_ENTRIES SUPPLIED_.
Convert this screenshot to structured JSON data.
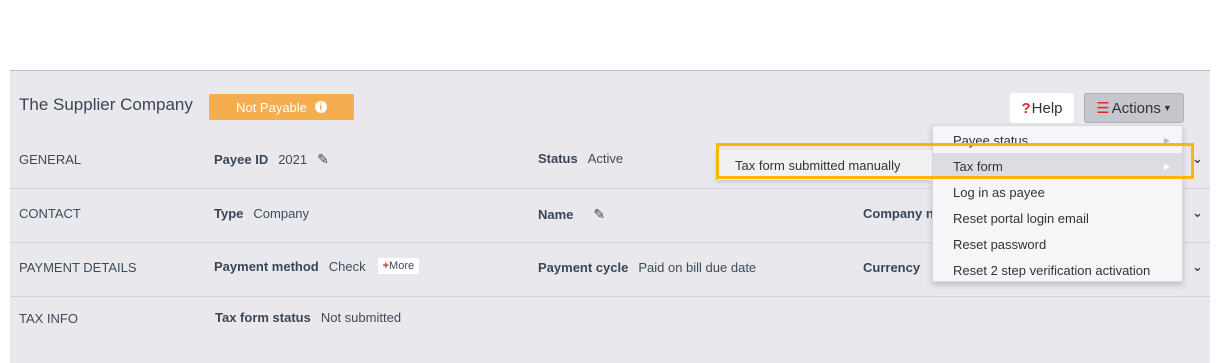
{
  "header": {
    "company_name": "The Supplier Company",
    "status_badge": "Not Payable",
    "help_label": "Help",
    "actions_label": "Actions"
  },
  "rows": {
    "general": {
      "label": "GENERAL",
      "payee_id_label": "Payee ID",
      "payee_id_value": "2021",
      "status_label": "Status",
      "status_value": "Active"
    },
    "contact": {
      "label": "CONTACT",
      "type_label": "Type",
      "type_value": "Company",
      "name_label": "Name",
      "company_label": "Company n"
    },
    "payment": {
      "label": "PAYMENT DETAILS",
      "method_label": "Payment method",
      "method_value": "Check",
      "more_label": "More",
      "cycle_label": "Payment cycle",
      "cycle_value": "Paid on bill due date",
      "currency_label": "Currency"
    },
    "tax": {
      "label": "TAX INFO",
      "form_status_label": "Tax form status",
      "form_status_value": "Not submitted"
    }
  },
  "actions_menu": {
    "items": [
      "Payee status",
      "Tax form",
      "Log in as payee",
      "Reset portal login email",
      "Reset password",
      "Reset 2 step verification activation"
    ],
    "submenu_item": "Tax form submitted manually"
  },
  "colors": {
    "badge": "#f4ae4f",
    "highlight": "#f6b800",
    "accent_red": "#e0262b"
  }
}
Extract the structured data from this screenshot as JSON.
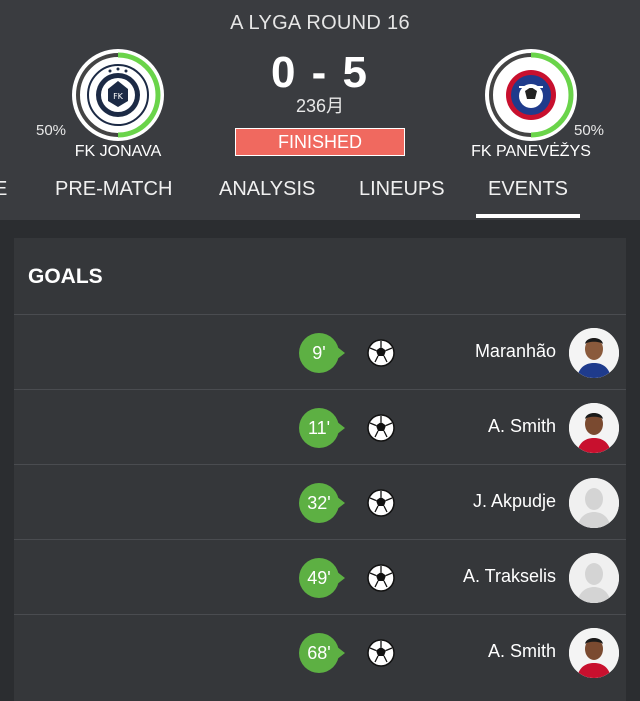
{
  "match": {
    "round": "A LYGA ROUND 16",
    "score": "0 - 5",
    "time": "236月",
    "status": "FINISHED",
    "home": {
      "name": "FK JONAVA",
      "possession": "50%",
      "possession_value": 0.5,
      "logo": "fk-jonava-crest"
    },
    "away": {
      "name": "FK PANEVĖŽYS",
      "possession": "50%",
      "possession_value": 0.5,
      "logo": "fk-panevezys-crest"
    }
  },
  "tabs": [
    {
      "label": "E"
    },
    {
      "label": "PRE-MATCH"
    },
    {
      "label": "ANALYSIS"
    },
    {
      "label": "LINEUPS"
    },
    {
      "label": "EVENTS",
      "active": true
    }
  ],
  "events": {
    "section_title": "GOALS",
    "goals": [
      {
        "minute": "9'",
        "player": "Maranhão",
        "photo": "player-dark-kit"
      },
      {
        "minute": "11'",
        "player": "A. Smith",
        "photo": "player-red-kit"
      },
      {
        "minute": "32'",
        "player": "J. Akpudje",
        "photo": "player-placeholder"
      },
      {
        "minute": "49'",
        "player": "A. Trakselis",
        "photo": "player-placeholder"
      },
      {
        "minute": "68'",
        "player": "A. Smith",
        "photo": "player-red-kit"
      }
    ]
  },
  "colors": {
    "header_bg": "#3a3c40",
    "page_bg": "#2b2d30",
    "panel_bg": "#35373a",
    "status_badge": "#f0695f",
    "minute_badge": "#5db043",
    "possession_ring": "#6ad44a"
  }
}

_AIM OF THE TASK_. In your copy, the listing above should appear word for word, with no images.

_THE ANSWER_.
Convert this screenshot to structured JSON data.
{
  "header": {
    "company_name": "The Supplier Company",
    "status_badge": "Not Payable",
    "help_label": "Help",
    "actions_label": "Actions"
  },
  "rows": {
    "general": {
      "label": "GENERAL",
      "payee_id_label": "Payee ID",
      "payee_id_value": "2021",
      "status_label": "Status",
      "status_value": "Active"
    },
    "contact": {
      "label": "CONTACT",
      "type_label": "Type",
      "type_value": "Company",
      "name_label": "Name",
      "company_label": "Company n"
    },
    "payment": {
      "label": "PAYMENT DETAILS",
      "method_label": "Payment method",
      "method_value": "Check",
      "more_label": "More",
      "cycle_label": "Payment cycle",
      "cycle_value": "Paid on bill due date",
      "currency_label": "Currency"
    },
    "tax": {
      "label": "TAX INFO",
      "form_status_label": "Tax form status",
      "form_status_value": "Not submitted"
    }
  },
  "actions_menu": {
    "items": [
      "Payee status",
      "Tax form",
      "Log in as payee",
      "Reset portal login email",
      "Reset password",
      "Reset 2 step verification activation"
    ],
    "submenu_item": "Tax form submitted manually"
  },
  "colors": {
    "badge": "#f4ae4f",
    "highlight": "#f6b800",
    "accent_red": "#e0262b"
  }
}
Extract the structured data from this screenshot as JSON.
{
  "match": {
    "round": "A LYGA ROUND 16",
    "score": "0 - 5",
    "time": "236月",
    "status": "FINISHED",
    "home": {
      "name": "FK JONAVA",
      "possession": "50%",
      "possession_value": 0.5,
      "logo": "fk-jonava-crest"
    },
    "away": {
      "name": "FK PANEVĖŽYS",
      "possession": "50%",
      "possession_value": 0.5,
      "logo": "fk-panevezys-crest"
    }
  },
  "tabs": [
    {
      "label": "E"
    },
    {
      "label": "PRE-MATCH"
    },
    {
      "label": "ANALYSIS"
    },
    {
      "label": "LINEUPS"
    },
    {
      "label": "EVENTS",
      "active": true
    }
  ],
  "events": {
    "section_title": "GOALS",
    "goals": [
      {
        "minute": "9'",
        "player": "Maranhão",
        "photo": "player-dark-kit"
      },
      {
        "minute": "11'",
        "player": "A. Smith",
        "photo": "player-red-kit"
      },
      {
        "minute": "32'",
        "player": "J. Akpudje",
        "photo": "player-placeholder"
      },
      {
        "minute": "49'",
        "player": "A. Trakselis",
        "photo": "player-placeholder"
      },
      {
        "minute": "68'",
        "player": "A. Smith",
        "photo": "player-red-kit"
      }
    ]
  },
  "colors": {
    "header_bg": "#3a3c40",
    "page_bg": "#2b2d30",
    "panel_bg": "#35373a",
    "status_badge": "#f0695f",
    "minute_badge": "#5db043",
    "possession_ring": "#6ad44a"
  }
}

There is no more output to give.